This refreshing and delightfully written book underscores the important role that wood has played in the development of American life and culture. Charmingly illustrated with author Eric Sloane’s own sketches, the text illuminates with rare insight the enormously varied and useful qualities of wood.
Covering such topics as the aesthetics of wood, wooden implements, and carpentry, Sloane remarks expansively and with affection on the resourcefulness of early Americans in their use of this precious commodity. From cradle to coffin, the pioneer was surrounded by wood. It was used to make tools, fence the land, and build barns. People sat at wooden tables on wooden chairs and ate from wooden dishes.

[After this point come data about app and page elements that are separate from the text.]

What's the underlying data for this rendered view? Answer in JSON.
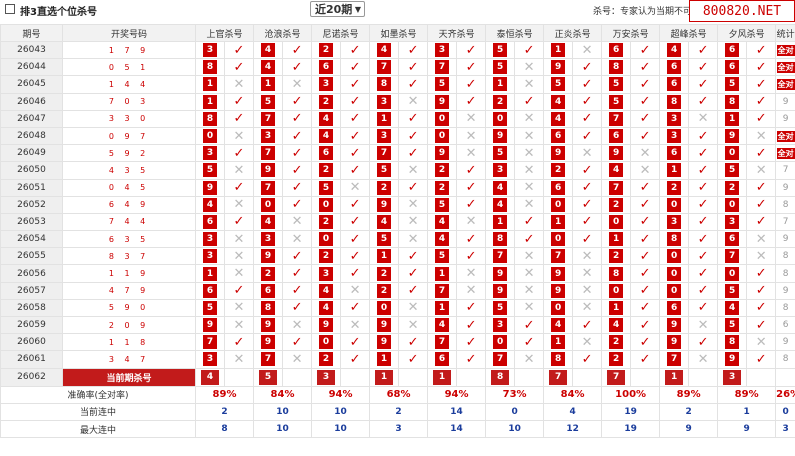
{
  "header": {
    "checkbox_label": "排3直选个位杀号",
    "period_select": "近20期",
    "note": "杀号：专家认为当期不可能开",
    "watermark": "800820.NET"
  },
  "columns": {
    "issue": "期号",
    "draw": "开奖号码",
    "experts": [
      "上官杀号",
      "沧浪杀号",
      "尼诺杀号",
      "如墨杀号",
      "天齐杀号",
      "泰恒杀号",
      "正炎杀号",
      "万安杀号",
      "超峰杀号",
      "夕风杀号"
    ],
    "stats": "统计"
  },
  "rows": [
    {
      "issue": "26043",
      "draw": "1 7 9",
      "picks": [
        3,
        4,
        2,
        4,
        3,
        5,
        1,
        6,
        4,
        6
      ],
      "tj": "全对"
    },
    {
      "issue": "26044",
      "draw": "0 5 1",
      "picks": [
        8,
        4,
        6,
        7,
        7,
        5,
        9,
        8,
        6,
        6
      ],
      "tj": "全对"
    },
    {
      "issue": "26045",
      "draw": "1 4 4",
      "picks": [
        1,
        1,
        3,
        8,
        5,
        1,
        5,
        5,
        6,
        5
      ],
      "tj": "全对"
    },
    {
      "issue": "26046",
      "draw": "7 0 3",
      "picks": [
        1,
        5,
        2,
        3,
        9,
        2,
        4,
        5,
        8,
        8
      ],
      "tj": "9"
    },
    {
      "issue": "26047",
      "draw": "3 3 0",
      "picks": [
        8,
        7,
        4,
        1,
        0,
        0,
        4,
        7,
        3,
        1
      ],
      "tj": "9"
    },
    {
      "issue": "26048",
      "draw": "0 9 7",
      "picks": [
        0,
        3,
        4,
        3,
        0,
        9,
        6,
        6,
        3,
        9
      ],
      "tj": "全对"
    },
    {
      "issue": "26049",
      "draw": "5 9 2",
      "picks": [
        3,
        7,
        6,
        7,
        9,
        5,
        9,
        9,
        6,
        0
      ],
      "tj": "全对"
    },
    {
      "issue": "26050",
      "draw": "4 3 5",
      "picks": [
        5,
        9,
        2,
        5,
        2,
        3,
        2,
        4,
        1,
        5
      ],
      "tj": "7"
    },
    {
      "issue": "26051",
      "draw": "0 4 5",
      "picks": [
        9,
        7,
        5,
        2,
        2,
        4,
        6,
        7,
        2,
        2
      ],
      "tj": "9"
    },
    {
      "issue": "26052",
      "draw": "6 4 9",
      "picks": [
        4,
        0,
        0,
        9,
        5,
        4,
        0,
        2,
        0,
        0
      ],
      "tj": "8"
    },
    {
      "issue": "26053",
      "draw": "7 4 4",
      "picks": [
        6,
        4,
        2,
        4,
        4,
        1,
        1,
        0,
        3,
        3
      ],
      "tj": "7"
    },
    {
      "issue": "26054",
      "draw": "6 3 5",
      "picks": [
        3,
        3,
        0,
        5,
        4,
        8,
        0,
        1,
        8,
        6
      ],
      "tj": "9"
    },
    {
      "issue": "26055",
      "draw": "8 3 7",
      "picks": [
        3,
        9,
        2,
        1,
        5,
        7,
        7,
        2,
        0,
        7
      ],
      "tj": "8"
    },
    {
      "issue": "26056",
      "draw": "1 1 9",
      "picks": [
        1,
        2,
        3,
        2,
        1,
        9,
        9,
        8,
        0,
        0
      ],
      "tj": "8"
    },
    {
      "issue": "26057",
      "draw": "4 7 9",
      "picks": [
        6,
        6,
        4,
        2,
        7,
        9,
        9,
        0,
        0,
        5
      ],
      "tj": "9"
    },
    {
      "issue": "26058",
      "draw": "5 9 0",
      "picks": [
        5,
        8,
        4,
        0,
        1,
        5,
        0,
        1,
        6,
        4
      ],
      "tj": "8"
    },
    {
      "issue": "26059",
      "draw": "2 0 9",
      "picks": [
        9,
        9,
        9,
        9,
        4,
        3,
        4,
        4,
        9,
        5
      ],
      "tj": "6"
    },
    {
      "issue": "26060",
      "draw": "1 1 8",
      "picks": [
        7,
        9,
        0,
        9,
        7,
        0,
        1,
        2,
        9,
        8
      ],
      "tj": "9"
    },
    {
      "issue": "26061",
      "draw": "3 4 7",
      "picks": [
        3,
        7,
        2,
        1,
        6,
        7,
        8,
        2,
        7,
        9
      ],
      "tj": "8"
    }
  ],
  "current": {
    "issue": "26062",
    "label": "当前期杀号",
    "picks": [
      "4",
      "5",
      "3",
      "1",
      "1",
      "8",
      "7",
      "7",
      "1",
      "3"
    ]
  },
  "stats": {
    "accuracy_label": "准确率(全对率)",
    "accuracy": [
      "89%",
      "84%",
      "94%",
      "68%",
      "94%",
      "73%",
      "84%",
      "100%",
      "89%",
      "89%",
      "26%"
    ],
    "streak_label": "当前连中",
    "streak": [
      "2",
      "10",
      "10",
      "2",
      "14",
      "0",
      "4",
      "19",
      "2",
      "1",
      "0"
    ],
    "max_label": "最大连中",
    "max": [
      "8",
      "10",
      "10",
      "3",
      "14",
      "10",
      "12",
      "19",
      "9",
      "9",
      "3"
    ]
  },
  "colors": {
    "accent": "#cc0000",
    "header_bg": "#f2f2f2",
    "blue": "#1a3c9c"
  }
}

Charcoal, one of the many by-products of wood, was used to preserve meat, remove offensive odors, and produce ink. The bark of various trees was processed to make medicine.